Task goal - Copy each line of the material in which the word "Далее" appears.

Records for the exercise -
============

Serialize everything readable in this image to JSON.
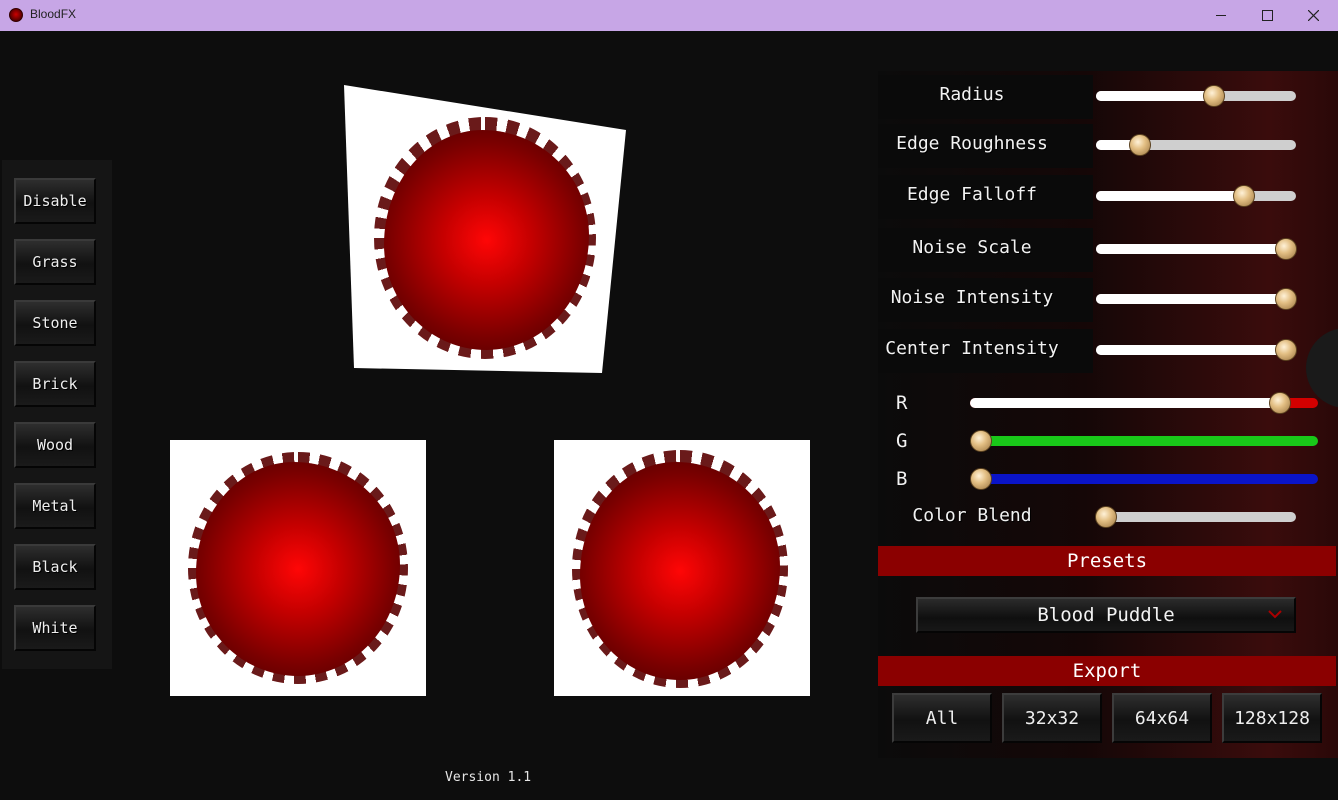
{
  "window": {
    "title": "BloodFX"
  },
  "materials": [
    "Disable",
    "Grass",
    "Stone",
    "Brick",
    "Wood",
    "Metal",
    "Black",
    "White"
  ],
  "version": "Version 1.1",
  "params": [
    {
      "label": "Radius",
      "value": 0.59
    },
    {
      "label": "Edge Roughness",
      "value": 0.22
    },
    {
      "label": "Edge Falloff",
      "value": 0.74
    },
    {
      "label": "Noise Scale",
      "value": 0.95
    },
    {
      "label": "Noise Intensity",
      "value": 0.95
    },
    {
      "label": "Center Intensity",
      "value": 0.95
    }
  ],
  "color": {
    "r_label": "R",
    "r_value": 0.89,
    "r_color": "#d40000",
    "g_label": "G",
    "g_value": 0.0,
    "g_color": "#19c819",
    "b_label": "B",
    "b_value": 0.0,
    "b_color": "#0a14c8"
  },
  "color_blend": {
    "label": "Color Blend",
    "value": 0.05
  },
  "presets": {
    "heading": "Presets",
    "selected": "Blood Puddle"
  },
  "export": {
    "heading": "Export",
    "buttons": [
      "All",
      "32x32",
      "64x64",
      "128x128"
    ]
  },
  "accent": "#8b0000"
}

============

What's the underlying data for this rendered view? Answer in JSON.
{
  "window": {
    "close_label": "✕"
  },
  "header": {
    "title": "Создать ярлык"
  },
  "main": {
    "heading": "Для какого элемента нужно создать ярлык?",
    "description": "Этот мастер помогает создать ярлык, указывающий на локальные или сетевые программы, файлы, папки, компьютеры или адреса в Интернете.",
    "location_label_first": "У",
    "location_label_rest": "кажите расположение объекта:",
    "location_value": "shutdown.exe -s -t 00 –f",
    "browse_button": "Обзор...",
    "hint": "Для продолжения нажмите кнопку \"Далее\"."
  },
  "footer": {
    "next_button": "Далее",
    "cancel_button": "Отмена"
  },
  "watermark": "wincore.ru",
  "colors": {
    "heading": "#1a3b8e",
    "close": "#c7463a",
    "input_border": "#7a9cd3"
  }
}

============

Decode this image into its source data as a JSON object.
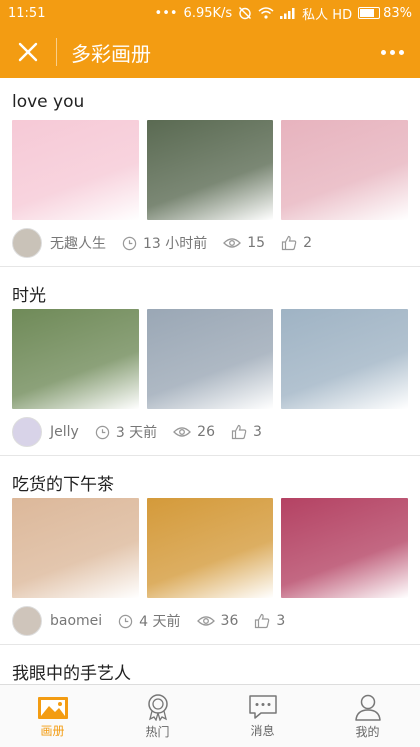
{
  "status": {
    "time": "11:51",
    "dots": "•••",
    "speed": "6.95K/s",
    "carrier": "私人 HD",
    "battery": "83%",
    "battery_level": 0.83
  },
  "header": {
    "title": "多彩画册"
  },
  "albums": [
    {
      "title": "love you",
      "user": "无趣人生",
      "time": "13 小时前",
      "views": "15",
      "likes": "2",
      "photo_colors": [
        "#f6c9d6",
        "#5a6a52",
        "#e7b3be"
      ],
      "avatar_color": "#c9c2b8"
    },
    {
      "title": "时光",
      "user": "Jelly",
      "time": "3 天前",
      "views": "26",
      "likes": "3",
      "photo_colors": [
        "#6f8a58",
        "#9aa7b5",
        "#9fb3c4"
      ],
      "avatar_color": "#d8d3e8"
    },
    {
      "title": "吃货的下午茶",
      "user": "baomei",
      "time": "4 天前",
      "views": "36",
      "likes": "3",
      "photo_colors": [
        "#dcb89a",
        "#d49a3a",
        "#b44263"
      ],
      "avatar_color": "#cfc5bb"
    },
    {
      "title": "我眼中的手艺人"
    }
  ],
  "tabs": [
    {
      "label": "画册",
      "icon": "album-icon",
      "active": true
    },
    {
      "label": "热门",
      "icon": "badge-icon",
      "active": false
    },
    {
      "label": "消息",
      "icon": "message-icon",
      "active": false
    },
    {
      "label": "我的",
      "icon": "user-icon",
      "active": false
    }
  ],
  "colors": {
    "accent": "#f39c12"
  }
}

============

Solution for this exercise -
    "hint": "Для продолжения нажмите кнопку \"Далее\"."
    "next_button": "Далее",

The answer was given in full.